WORK TASK → I would like you to return all of the records exactly as they stand.

Stored items from a collection →
◆ ◆ ◆
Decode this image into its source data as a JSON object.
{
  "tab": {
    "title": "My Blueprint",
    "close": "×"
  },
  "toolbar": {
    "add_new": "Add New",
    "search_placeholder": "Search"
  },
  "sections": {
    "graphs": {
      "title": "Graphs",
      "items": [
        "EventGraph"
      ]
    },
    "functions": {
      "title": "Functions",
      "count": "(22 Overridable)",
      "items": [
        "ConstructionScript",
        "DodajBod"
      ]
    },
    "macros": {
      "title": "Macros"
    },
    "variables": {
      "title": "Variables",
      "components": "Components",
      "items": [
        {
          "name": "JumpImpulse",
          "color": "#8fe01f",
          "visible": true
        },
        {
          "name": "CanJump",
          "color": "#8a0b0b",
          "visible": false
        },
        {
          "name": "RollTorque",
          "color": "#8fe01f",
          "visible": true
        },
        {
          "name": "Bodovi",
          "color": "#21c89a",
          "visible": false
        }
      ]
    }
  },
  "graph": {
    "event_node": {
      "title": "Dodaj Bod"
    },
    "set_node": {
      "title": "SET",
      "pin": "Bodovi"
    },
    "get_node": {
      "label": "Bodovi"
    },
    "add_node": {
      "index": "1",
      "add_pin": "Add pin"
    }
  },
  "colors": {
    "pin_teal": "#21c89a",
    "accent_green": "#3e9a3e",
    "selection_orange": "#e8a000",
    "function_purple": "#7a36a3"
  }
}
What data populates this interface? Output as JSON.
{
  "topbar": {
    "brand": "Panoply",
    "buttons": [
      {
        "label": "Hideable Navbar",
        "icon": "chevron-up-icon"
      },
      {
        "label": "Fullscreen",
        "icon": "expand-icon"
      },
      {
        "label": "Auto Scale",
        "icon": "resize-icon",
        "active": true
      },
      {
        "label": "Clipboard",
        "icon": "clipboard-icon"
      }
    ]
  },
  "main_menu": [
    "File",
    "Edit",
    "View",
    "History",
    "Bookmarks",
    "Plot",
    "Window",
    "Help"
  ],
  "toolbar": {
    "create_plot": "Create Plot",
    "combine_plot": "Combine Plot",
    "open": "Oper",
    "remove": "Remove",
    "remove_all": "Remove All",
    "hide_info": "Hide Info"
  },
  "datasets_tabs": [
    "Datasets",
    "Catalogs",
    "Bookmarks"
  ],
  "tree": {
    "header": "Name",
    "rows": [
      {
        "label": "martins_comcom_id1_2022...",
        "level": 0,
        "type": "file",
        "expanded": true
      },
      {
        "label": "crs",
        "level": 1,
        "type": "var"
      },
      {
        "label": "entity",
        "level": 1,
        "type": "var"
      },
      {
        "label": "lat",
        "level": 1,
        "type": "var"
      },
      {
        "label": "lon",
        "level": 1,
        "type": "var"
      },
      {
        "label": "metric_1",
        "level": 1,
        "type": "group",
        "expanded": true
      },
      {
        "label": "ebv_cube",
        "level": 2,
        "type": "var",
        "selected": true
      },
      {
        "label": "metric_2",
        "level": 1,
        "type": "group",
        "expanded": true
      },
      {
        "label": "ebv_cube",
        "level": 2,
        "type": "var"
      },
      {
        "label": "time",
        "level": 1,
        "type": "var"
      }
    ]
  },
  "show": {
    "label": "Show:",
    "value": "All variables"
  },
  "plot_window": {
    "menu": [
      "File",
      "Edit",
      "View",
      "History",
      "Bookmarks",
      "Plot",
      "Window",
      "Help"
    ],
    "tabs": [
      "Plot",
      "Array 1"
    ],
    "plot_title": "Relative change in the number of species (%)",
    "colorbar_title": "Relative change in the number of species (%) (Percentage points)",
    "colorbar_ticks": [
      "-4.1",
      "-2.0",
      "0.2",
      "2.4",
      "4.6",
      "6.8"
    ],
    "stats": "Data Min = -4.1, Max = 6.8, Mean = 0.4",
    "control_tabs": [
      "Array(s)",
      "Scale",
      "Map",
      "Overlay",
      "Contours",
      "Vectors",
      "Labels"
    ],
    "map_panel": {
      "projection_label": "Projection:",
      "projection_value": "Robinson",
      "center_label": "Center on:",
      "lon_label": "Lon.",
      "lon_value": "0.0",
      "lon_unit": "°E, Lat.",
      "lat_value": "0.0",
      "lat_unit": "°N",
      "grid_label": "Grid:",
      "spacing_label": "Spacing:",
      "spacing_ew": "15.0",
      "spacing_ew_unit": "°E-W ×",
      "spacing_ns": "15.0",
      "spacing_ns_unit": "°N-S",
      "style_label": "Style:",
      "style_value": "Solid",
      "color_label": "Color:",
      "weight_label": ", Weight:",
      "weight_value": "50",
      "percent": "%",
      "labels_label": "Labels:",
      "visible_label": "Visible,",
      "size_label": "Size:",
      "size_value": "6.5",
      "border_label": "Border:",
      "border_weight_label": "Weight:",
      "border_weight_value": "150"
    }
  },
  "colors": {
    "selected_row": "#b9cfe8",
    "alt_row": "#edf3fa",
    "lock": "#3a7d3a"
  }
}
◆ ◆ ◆
SOLUTION TO THIS EXERCISE →
Decode this image into its source data as a JSON object.
{
  "tab": {
    "title": "My Blueprint",
    "close": "×"
  },
  "toolbar": {
    "add_new": "Add New",
    "search_placeholder": "Search"
  },
  "sections": {
    "graphs": {
      "title": "Graphs",
      "items": [
        "EventGraph"
      ]
    },
    "functions": {
      "title": "Functions",
      "count": "(22 Overridable)",
      "items": [
        "ConstructionScript",
        "DodajBod"
      ]
    },
    "macros": {
      "title": "Macros"
    },
    "variables": {
      "title": "Variables",
      "components": "Components",
      "items": [
        {
          "name": "JumpImpulse",
          "color": "#8fe01f",
          "visible": true
        },
        {
          "name": "CanJump",
          "color": "#8a0b0b",
          "visible": false
        },
        {
          "name": "RollTorque",
          "color": "#8fe01f",
          "visible": true
        },
        {
          "name": "Bodovi",
          "color": "#21c89a",
          "visible": false
        }
      ]
    }
  },
  "graph": {
    "event_node": {
      "title": "Dodaj Bod"
    },
    "set_node": {
      "title": "SET",
      "pin": "Bodovi"
    },
    "get_node": {
      "label": "Bodovi"
    },
    "add_node": {
      "index": "1",
      "add_pin": "Add pin"
    }
  },
  "colors": {
    "pin_teal": "#21c89a",
    "accent_green": "#3e9a3e",
    "selection_orange": "#e8a000",
    "function_purple": "#7a36a3"
  }
}
What data populates this interface? Output as JSON.
{
  "topbar": {
    "brand": "Panoply",
    "buttons": [
      {
        "label": "Hideable Navbar",
        "icon": "chevron-up-icon"
      },
      {
        "label": "Fullscreen",
        "icon": "expand-icon"
      },
      {
        "label": "Auto Scale",
        "icon": "resize-icon",
        "active": true
      },
      {
        "label": "Clipboard",
        "icon": "clipboard-icon"
      }
    ]
  },
  "main_menu": [
    "File",
    "Edit",
    "View",
    "History",
    "Bookmarks",
    "Plot",
    "Window",
    "Help"
  ],
  "toolbar": {
    "create_plot": "Create Plot",
    "combine_plot": "Combine Plot",
    "open": "Oper",
    "remove": "Remove",
    "remove_all": "Remove All",
    "hide_info": "Hide Info"
  },
  "datasets_tabs": [
    "Datasets",
    "Catalogs",
    "Bookmarks"
  ],
  "tree": {
    "header": "Name",
    "rows": [
      {
        "label": "martins_comcom_id1_2022...",
        "level": 0,
        "type": "file",
        "expanded": true
      },
      {
        "label": "crs",
        "level": 1,
        "type": "var"
      },
      {
        "label": "entity",
        "level": 1,
        "type": "var"
      },
      {
        "label": "lat",
        "level": 1,
        "type": "var"
      },
      {
        "label": "lon",
        "level": 1,
        "type": "var"
      },
      {
        "label": "metric_1",
        "level": 1,
        "type": "group",
        "expanded": true
      },
      {
        "label": "ebv_cube",
        "level": 2,
        "type": "var",
        "selected": true
      },
      {
        "label": "metric_2",
        "level": 1,
        "type": "group",
        "expanded": true
      },
      {
        "label": "ebv_cube",
        "level": 2,
        "type": "var"
      },
      {
        "label": "time",
        "level": 1,
        "type": "var"
      }
    ]
  },
  "show": {
    "label": "Show:",
    "value": "All variables"
  },
  "plot_window": {
    "menu": [
      "File",
      "Edit",
      "View",
      "History",
      "Bookmarks",
      "Plot",
      "Window",
      "Help"
    ],
    "tabs": [
      "Plot",
      "Array 1"
    ],
    "plot_title": "Relative change in the number of species (%)",
    "colorbar_title": "Relative change in the number of species (%) (Percentage points)",
    "colorbar_ticks": [
      "-4.1",
      "-2.0",
      "0.2",
      "2.4",
      "4.6",
      "6.8"
    ],
    "stats": "Data Min = -4.1, Max = 6.8, Mean = 0.4",
    "control_tabs": [
      "Array(s)",
      "Scale",
      "Map",
      "Overlay",
      "Contours",
      "Vectors",
      "Labels"
    ],
    "map_panel": {
      "projection_label": "Projection:",
      "projection_value": "Robinson",
      "center_label": "Center on:",
      "lon_label": "Lon.",
      "lon_value": "0.0",
      "lon_unit": "°E, Lat.",
      "lat_value": "0.0",
      "lat_unit": "°N",
      "grid_label": "Grid:",
      "spacing_label": "Spacing:",
      "spacing_ew": "15.0",
      "spacing_ew_unit": "°E-W ×",
      "spacing_ns": "15.0",
      "spacing_ns_unit": "°N-S",
      "style_label": "Style:",
      "style_value": "Solid",
      "color_label": "Color:",
      "weight_label": ", Weight:",
      "weight_value": "50",
      "percent": "%",
      "labels_label": "Labels:",
      "visible_label": "Visible,",
      "size_label": "Size:",
      "size_value": "6.5",
      "border_label": "Border:",
      "border_weight_label": "Weight:",
      "border_weight_value": "150"
    }
  },
  "colors": {
    "selected_row": "#b9cfe8",
    "alt_row": "#edf3fa",
    "lock": "#3a7d3a"
  }
}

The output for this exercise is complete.